_About this task_
Here are records with pictures in them. Copy all of them exactly and leave the pictures out.
───── Raw data ─────
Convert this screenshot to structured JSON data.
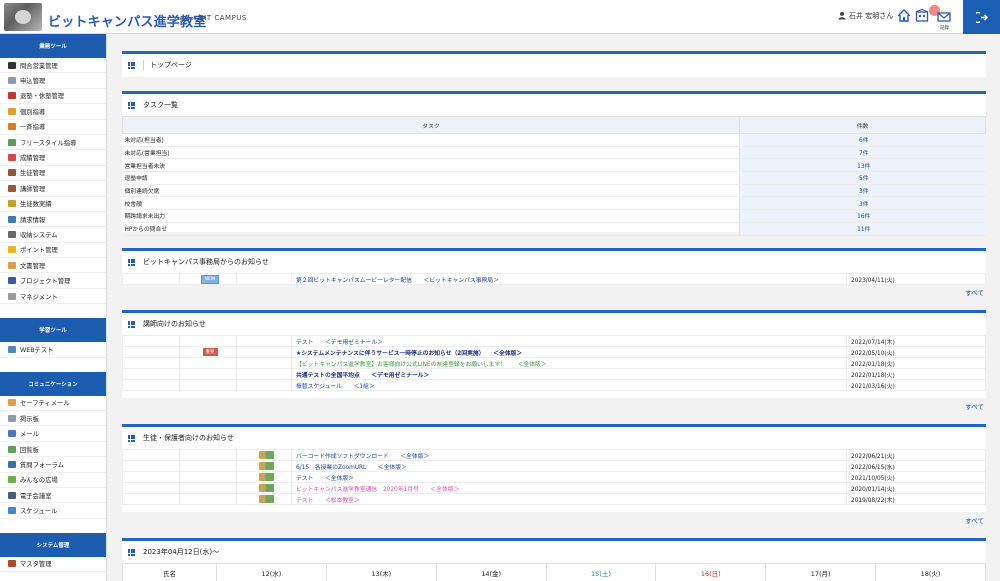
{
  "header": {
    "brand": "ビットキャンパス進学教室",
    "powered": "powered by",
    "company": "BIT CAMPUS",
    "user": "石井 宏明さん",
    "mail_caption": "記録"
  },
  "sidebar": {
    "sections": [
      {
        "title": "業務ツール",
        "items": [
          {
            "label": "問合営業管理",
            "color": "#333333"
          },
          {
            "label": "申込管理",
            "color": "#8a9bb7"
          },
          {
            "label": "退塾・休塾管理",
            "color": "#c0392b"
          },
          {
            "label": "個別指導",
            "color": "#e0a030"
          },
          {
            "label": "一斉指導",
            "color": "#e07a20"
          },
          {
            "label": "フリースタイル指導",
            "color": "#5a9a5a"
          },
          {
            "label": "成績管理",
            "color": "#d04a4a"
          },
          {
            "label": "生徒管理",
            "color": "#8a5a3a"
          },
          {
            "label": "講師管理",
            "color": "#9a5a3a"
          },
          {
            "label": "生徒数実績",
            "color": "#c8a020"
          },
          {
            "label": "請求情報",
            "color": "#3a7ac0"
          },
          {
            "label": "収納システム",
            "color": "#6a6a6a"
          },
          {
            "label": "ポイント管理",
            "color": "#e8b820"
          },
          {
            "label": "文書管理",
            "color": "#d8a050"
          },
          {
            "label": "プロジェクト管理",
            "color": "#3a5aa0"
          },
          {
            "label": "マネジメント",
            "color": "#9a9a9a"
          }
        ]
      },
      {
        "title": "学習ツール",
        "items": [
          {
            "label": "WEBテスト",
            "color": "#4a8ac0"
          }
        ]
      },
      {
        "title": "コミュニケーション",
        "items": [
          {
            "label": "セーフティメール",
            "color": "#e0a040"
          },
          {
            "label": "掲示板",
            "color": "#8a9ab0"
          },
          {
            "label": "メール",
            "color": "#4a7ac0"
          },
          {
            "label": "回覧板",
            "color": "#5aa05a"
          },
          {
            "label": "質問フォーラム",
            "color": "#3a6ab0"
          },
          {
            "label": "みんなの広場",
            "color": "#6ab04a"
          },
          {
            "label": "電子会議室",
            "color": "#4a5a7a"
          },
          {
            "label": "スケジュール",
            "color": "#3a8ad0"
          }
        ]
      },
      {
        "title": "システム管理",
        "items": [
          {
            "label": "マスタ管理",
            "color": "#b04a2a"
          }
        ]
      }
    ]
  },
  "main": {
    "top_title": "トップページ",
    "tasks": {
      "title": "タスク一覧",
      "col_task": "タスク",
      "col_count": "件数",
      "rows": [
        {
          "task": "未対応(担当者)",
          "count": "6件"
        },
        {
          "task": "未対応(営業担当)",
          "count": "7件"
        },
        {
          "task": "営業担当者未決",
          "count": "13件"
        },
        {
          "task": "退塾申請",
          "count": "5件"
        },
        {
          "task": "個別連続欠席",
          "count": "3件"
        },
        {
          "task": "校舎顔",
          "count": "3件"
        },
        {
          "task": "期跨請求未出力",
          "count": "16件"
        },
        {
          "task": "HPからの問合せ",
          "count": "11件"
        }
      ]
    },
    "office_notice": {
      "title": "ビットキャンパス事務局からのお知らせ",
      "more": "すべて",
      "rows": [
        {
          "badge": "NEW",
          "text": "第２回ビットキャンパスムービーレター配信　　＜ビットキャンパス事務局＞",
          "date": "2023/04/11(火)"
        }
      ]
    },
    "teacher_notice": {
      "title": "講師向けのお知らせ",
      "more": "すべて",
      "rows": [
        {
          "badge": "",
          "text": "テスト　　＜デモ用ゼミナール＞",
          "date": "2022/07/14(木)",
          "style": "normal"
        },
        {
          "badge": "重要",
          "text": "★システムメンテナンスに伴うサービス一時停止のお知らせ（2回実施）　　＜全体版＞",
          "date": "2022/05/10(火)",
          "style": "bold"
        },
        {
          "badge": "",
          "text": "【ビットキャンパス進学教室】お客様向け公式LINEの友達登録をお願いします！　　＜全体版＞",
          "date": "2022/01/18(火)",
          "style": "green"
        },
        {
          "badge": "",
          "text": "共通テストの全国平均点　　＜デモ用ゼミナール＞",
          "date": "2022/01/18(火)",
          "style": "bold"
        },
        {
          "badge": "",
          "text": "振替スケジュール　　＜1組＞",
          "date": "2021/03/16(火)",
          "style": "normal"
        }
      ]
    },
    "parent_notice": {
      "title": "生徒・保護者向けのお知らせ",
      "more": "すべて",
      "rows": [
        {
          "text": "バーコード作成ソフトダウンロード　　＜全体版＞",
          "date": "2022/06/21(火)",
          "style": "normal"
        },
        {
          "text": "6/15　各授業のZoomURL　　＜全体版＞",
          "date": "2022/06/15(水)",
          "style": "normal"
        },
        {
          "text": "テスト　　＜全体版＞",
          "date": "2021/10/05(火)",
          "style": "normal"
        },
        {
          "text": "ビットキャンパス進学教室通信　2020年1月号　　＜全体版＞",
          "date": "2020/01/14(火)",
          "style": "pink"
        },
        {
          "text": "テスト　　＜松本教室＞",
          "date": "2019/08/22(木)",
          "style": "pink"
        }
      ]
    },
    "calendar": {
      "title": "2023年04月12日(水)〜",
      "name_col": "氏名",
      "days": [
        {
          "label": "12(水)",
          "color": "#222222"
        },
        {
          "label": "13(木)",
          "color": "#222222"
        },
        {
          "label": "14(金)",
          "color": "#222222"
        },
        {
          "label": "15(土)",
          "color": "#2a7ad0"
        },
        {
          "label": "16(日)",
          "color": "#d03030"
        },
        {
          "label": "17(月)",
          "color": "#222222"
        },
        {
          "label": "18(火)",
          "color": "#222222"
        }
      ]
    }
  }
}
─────
_Written answer_
Convert this screenshot to structured JSON data.
{
  "header": {
    "brand": "ビットキャンパス進学教室",
    "powered": "powered by",
    "company": "BIT CAMPUS",
    "user": "石井 宏明さん",
    "mail_caption": "記録"
  },
  "sidebar": {
    "sections": [
      {
        "title": "業務ツール",
        "items": [
          {
            "label": "問合営業管理",
            "color": "#333333"
          },
          {
            "label": "申込管理",
            "color": "#8a9bb7"
          },
          {
            "label": "退塾・休塾管理",
            "color": "#c0392b"
          },
          {
            "label": "個別指導",
            "color": "#e0a030"
          },
          {
            "label": "一斉指導",
            "color": "#e07a20"
          },
          {
            "label": "フリースタイル指導",
            "color": "#5a9a5a"
          },
          {
            "label": "成績管理",
            "color": "#d04a4a"
          },
          {
            "label": "生徒管理",
            "color": "#8a5a3a"
          },
          {
            "label": "講師管理",
            "color": "#9a5a3a"
          },
          {
            "label": "生徒数実績",
            "color": "#c8a020"
          },
          {
            "label": "請求情報",
            "color": "#3a7ac0"
          },
          {
            "label": "収納システム",
            "color": "#6a6a6a"
          },
          {
            "label": "ポイント管理",
            "color": "#e8b820"
          },
          {
            "label": "文書管理",
            "color": "#d8a050"
          },
          {
            "label": "プロジェクト管理",
            "color": "#3a5aa0"
          },
          {
            "label": "マネジメント",
            "color": "#9a9a9a"
          }
        ]
      },
      {
        "title": "学習ツール",
        "items": [
          {
            "label": "WEBテスト",
            "color": "#4a8ac0"
          }
        ]
      },
      {
        "title": "コミュニケーション",
        "items": [
          {
            "label": "セーフティメール",
            "color": "#e0a040"
          },
          {
            "label": "掲示板",
            "color": "#8a9ab0"
          },
          {
            "label": "メール",
            "color": "#4a7ac0"
          },
          {
            "label": "回覧板",
            "color": "#5aa05a"
          },
          {
            "label": "質問フォーラム",
            "color": "#3a6ab0"
          },
          {
            "label": "みんなの広場",
            "color": "#6ab04a"
          },
          {
            "label": "電子会議室",
            "color": "#4a5a7a"
          },
          {
            "label": "スケジュール",
            "color": "#3a8ad0"
          }
        ]
      },
      {
        "title": "システム管理",
        "items": [
          {
            "label": "マスタ管理",
            "color": "#b04a2a"
          }
        ]
      }
    ]
  },
  "main": {
    "top_title": "トップページ",
    "tasks": {
      "title": "タスク一覧",
      "col_task": "タスク",
      "col_count": "件数",
      "rows": [
        {
          "task": "未対応(担当者)",
          "count": "6件"
        },
        {
          "task": "未対応(営業担当)",
          "count": "7件"
        },
        {
          "task": "営業担当者未決",
          "count": "13件"
        },
        {
          "task": "退塾申請",
          "count": "5件"
        },
        {
          "task": "個別連続欠席",
          "count": "3件"
        },
        {
          "task": "校舎顔",
          "count": "3件"
        },
        {
          "task": "期跨請求未出力",
          "count": "16件"
        },
        {
          "task": "HPからの問合せ",
          "count": "11件"
        }
      ]
    },
    "office_notice": {
      "title": "ビットキャンパス事務局からのお知らせ",
      "more": "すべて",
      "rows": [
        {
          "badge": "NEW",
          "text": "第２回ビットキャンパスムービーレター配信　　＜ビットキャンパス事務局＞",
          "date": "2023/04/11(火)"
        }
      ]
    },
    "teacher_notice": {
      "title": "講師向けのお知らせ",
      "more": "すべて",
      "rows": [
        {
          "badge": "",
          "text": "テスト　　＜デモ用ゼミナール＞",
          "date": "2022/07/14(木)",
          "style": "normal"
        },
        {
          "badge": "重要",
          "text": "★システムメンテナンスに伴うサービス一時停止のお知らせ（2回実施）　　＜全体版＞",
          "date": "2022/05/10(火)",
          "style": "bold"
        },
        {
          "badge": "",
          "text": "【ビットキャンパス進学教室】お客様向け公式LINEの友達登録をお願いします！　　＜全体版＞",
          "date": "2022/01/18(火)",
          "style": "green"
        },
        {
          "badge": "",
          "text": "共通テストの全国平均点　　＜デモ用ゼミナール＞",
          "date": "2022/01/18(火)",
          "style": "bold"
        },
        {
          "badge": "",
          "text": "振替スケジュール　　＜1組＞",
          "date": "2021/03/16(火)",
          "style": "normal"
        }
      ]
    },
    "parent_notice": {
      "title": "生徒・保護者向けのお知らせ",
      "more": "すべて",
      "rows": [
        {
          "text": "バーコード作成ソフトダウンロード　　＜全体版＞",
          "date": "2022/06/21(火)",
          "style": "normal"
        },
        {
          "text": "6/15　各授業のZoomURL　　＜全体版＞",
          "date": "2022/06/15(水)",
          "style": "normal"
        },
        {
          "text": "テスト　　＜全体版＞",
          "date": "2021/10/05(火)",
          "style": "normal"
        },
        {
          "text": "ビットキャンパス進学教室通信　2020年1月号　　＜全体版＞",
          "date": "2020/01/14(火)",
          "style": "pink"
        },
        {
          "text": "テスト　　＜松本教室＞",
          "date": "2019/08/22(木)",
          "style": "pink"
        }
      ]
    },
    "calendar": {
      "title": "2023年04月12日(水)〜",
      "name_col": "氏名",
      "days": [
        {
          "label": "12(水)",
          "color": "#222222"
        },
        {
          "label": "13(木)",
          "color": "#222222"
        },
        {
          "label": "14(金)",
          "color": "#222222"
        },
        {
          "label": "15(土)",
          "color": "#2a7ad0"
        },
        {
          "label": "16(日)",
          "color": "#d03030"
        },
        {
          "label": "17(月)",
          "color": "#222222"
        },
        {
          "label": "18(火)",
          "color": "#222222"
        }
      ]
    }
  }
}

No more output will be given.